Many CGAs perform forensic accounting, due diligence, and other types of litigation support services. These types of investigations normally require the collection, use, and disclosure of personal information. Although the collection and use of personal information obtained during these types of engagements would likely fall under the “exceptions to consent” provisions relating to collection and use contained in PIPEDA, the disclosure of the information can only be made either to or by a designated investigative body. This would mean that the organization or individual that retains you to perform the engagement can only disclose the information to you and you can only disclose the information to other parties if you are operating under the authority of an investigative body.
As long as the CPA is duly registered as a public practitioner with their respective provincial or territorial CPA Association, they may generally operate under the authority of such entities as an investigative body. If the CPA registers this year and begins to conduct such an investigation, but in the subsequent year does not register and has not already made disclosure of the information collected or used, the CPA would no longer be permitted to act under the authority of an investigative body status to allow for disclosure of that information without the knowledge and consent of the individuals to whom the information applies. The designated investigative body status will only be applicable for periods during which the CPA is duly registered and meets all the registration requirements.

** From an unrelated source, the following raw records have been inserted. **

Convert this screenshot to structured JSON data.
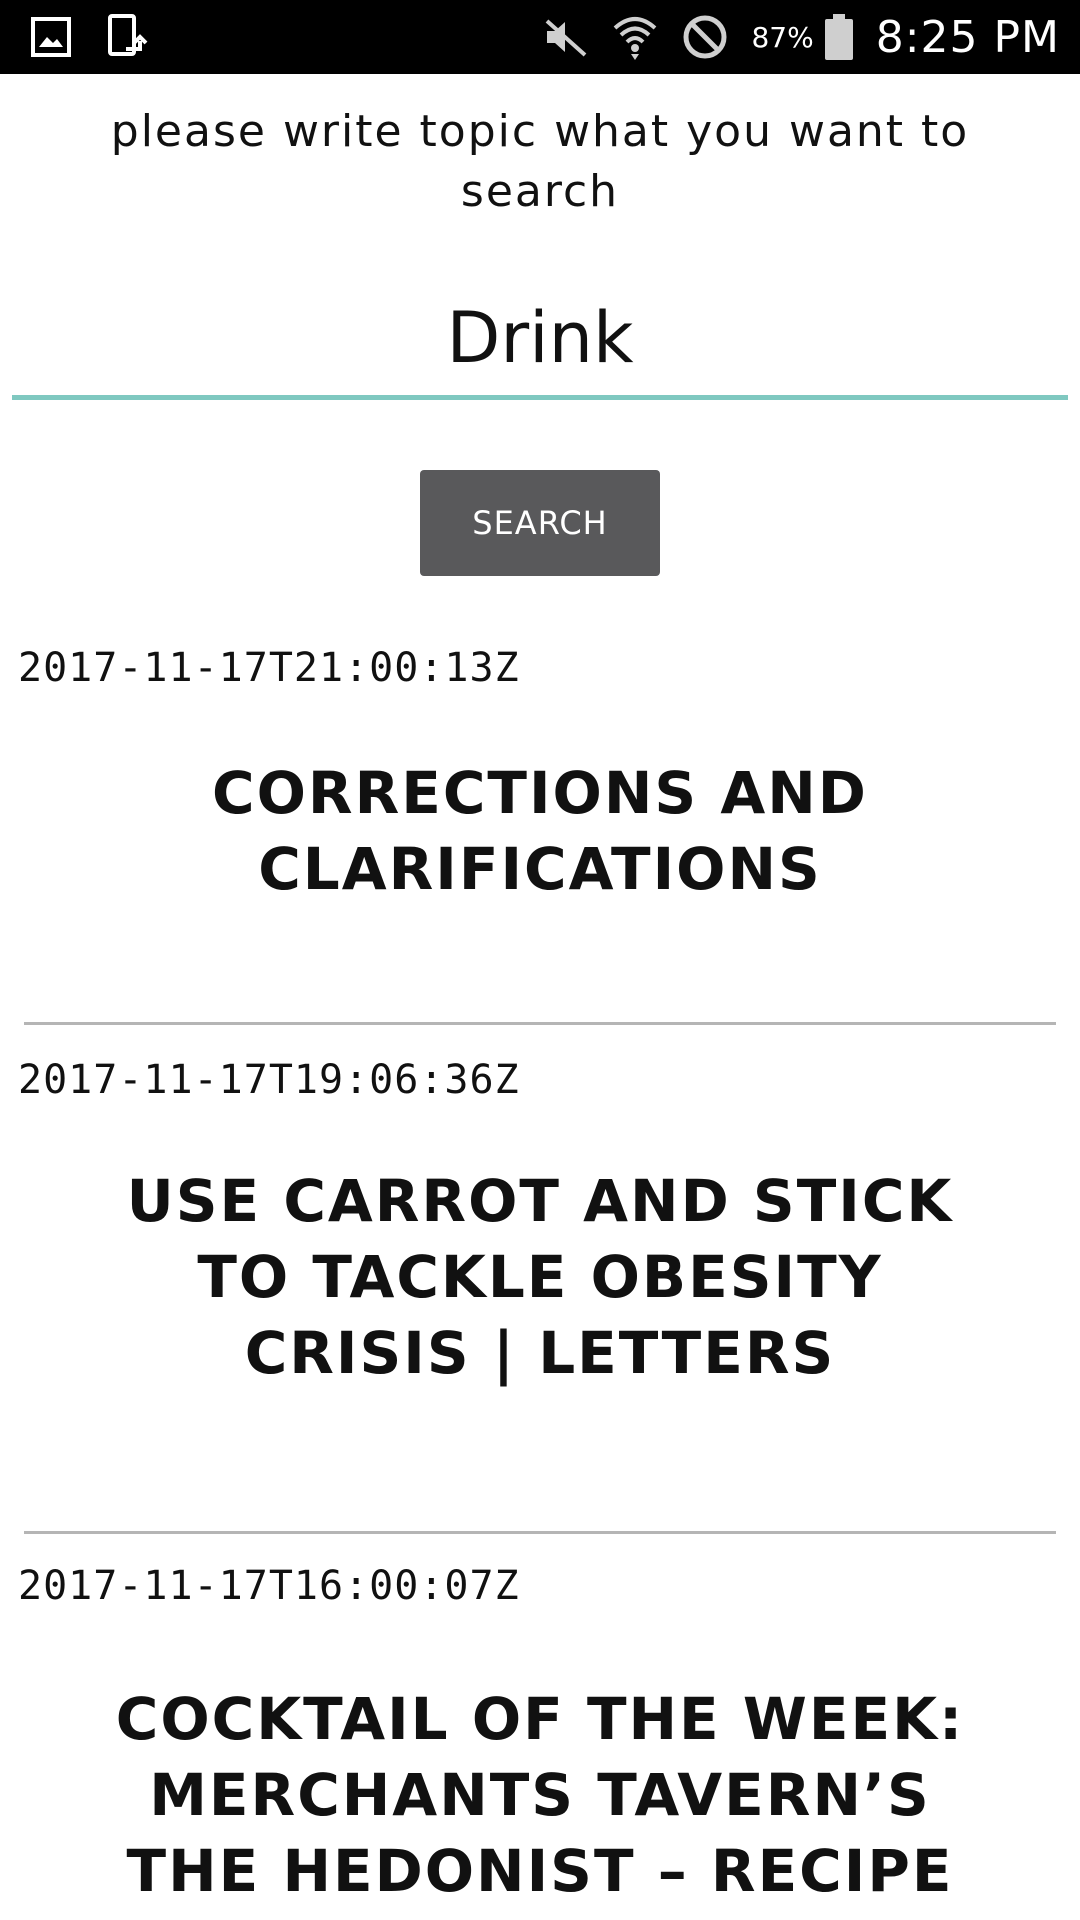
{
  "status_bar": {
    "icons_left": [
      "gallery-icon",
      "screen-rotate-icon"
    ],
    "icons_right": [
      "mute-icon",
      "wifi-icon",
      "do-not-disturb-icon",
      "battery-icon"
    ],
    "battery_percent": "87%",
    "time": "8:25 PM"
  },
  "prompt": {
    "text": "please write topic what you want to search"
  },
  "search": {
    "value": "Drink",
    "button_label": "SEARCH"
  },
  "results": [
    {
      "date": "2017-11-17T21:00:13Z",
      "title": "CORRECTIONS AND CLARIFICATIONS"
    },
    {
      "date": "2017-11-17T19:06:36Z",
      "title": "USE CARROT AND STICK TO TACKLE OBESITY CRISIS | LETTERS"
    },
    {
      "date": "2017-11-17T16:00:07Z",
      "title": "COCKTAIL OF THE WEEK: MERCHANTS TAVERN’S THE HEDONIST – RECIPE"
    }
  ],
  "colors": {
    "accent": "#7fc8c0",
    "button_bg": "#59595b",
    "status_bar_bg": "#000000",
    "divider": "#b5b5b5"
  }
}
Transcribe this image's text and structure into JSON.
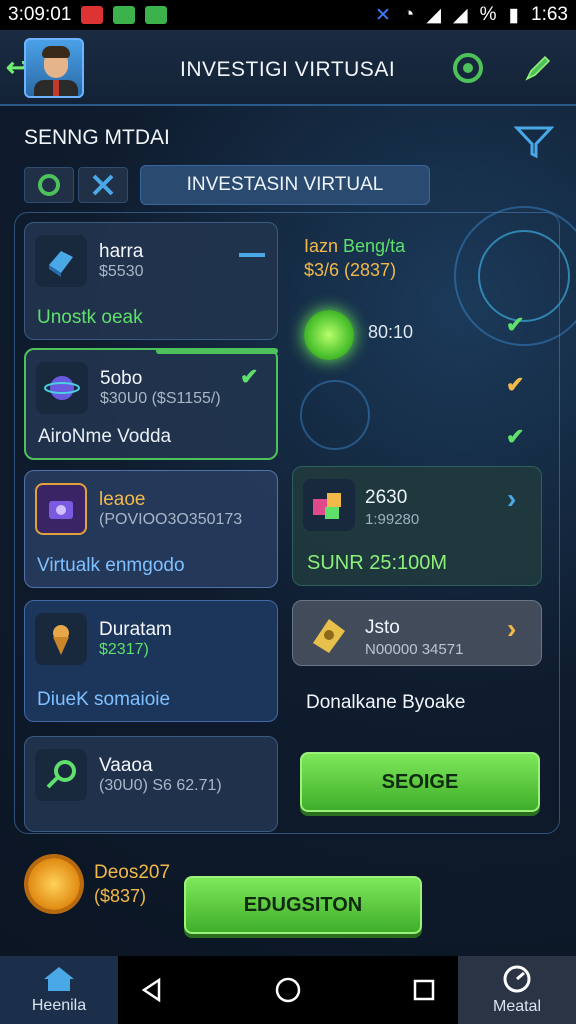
{
  "status_bar": {
    "left_text": "3:09:01",
    "right_text": "1:63",
    "battery_label": "%"
  },
  "header": {
    "title": "INVESTIGI VIRTUSAI"
  },
  "section": {
    "title": "SENNG MTDAI"
  },
  "tabs": {
    "active_label": "INVESTASIN VIRTUAL"
  },
  "left_cards": [
    {
      "title": "harra",
      "subtitle": "$5530",
      "footer": "Unostk oeak",
      "footer_color": "#5ee06b"
    },
    {
      "title": "5obo",
      "subtitle": "$30U0 ($S1155/)",
      "footer": "AiroNme Vodda",
      "footer_color": "#e8eef6"
    },
    {
      "title": "leaoe",
      "subtitle": "(POVIOO3O350173",
      "footer": "Virtualk enmgodo",
      "footer_color": "#7fc0ff"
    },
    {
      "title": "Duratam",
      "subtitle": "$2317)",
      "footer": "DiueK somaioie",
      "footer_color": "#7fc0ff"
    },
    {
      "title": "Vaaoa",
      "subtitle": "(30U0) S6 62.71)",
      "footer": "",
      "footer_color": "#e8eef6"
    }
  ],
  "right_panel": {
    "title_part1": "Iazn ",
    "title_part2": "Beng/ta",
    "subtitle": "$3/6 (2837)",
    "time": "80:10",
    "card1": {
      "title": "2630",
      "subtitle": "1:99280",
      "footer": "SUNR 25:100M"
    },
    "card2": {
      "title": "Jsto",
      "subtitle": "N00000 34571",
      "footer": "Donalkane Byoake"
    }
  },
  "buttons": {
    "primary": "SEOIGE",
    "secondary": "EDUGSITON"
  },
  "coin": {
    "line1": "Deos207",
    "line2": "($837)"
  },
  "nav": {
    "left_label": "Heenila",
    "right_label": "Meatal"
  },
  "colors": {
    "accent_green": "#4ec25a",
    "accent_gold": "#f1b94a",
    "accent_blue": "#3a7cff"
  }
}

It is advisable that all CPAs consult legal practitioners with an expertise in privacy law to ensure that their specific activities meet all legal requirements relating to privacy law compliance including, but not limited to, their reliance on the foregoing examples and the investigative body status. The forgoing does not constitute legal advice and is provided for general informational purposes only.
I hereby further acknowledge that disclosure of this information may be made to the following third parties:
I acknowledge that Kemp Harvey Group owes me a professional duty to maintain the confidentiality of my personal information as well as to protect my personal information pursuant to PIPEDA. In light of these obligations I hereby consent to the use of Kemp Harvey Group’s professional judgment regarding the use of other professional(s) or third-party processors that may be required to complete the engagement I have retained them for. Disclosure to other parties, including my bank manager, legal counsel, or insurance agent may be made when directed by me to do so.
The above list and separate references in the closing paragraph would be modified by the CGA dependent upon what types of services they perform and to whom they expect disclosure may be made. You could allow for each service offered or potential disclosure to be made to be consented to separately or not consented to by using a “check the box” (opt-in) type of consent. Keep in mind that all other aspects of the Privacy principles should be embodied in your privacy regime so you may want to add statements regarding the limiting of collection, etc.
For more information, please contact our Privacy Officer at email@example.com
Unlike many other professionals, anyone can call themselves an accountant. The term accountant is not reserved or in any way restricted.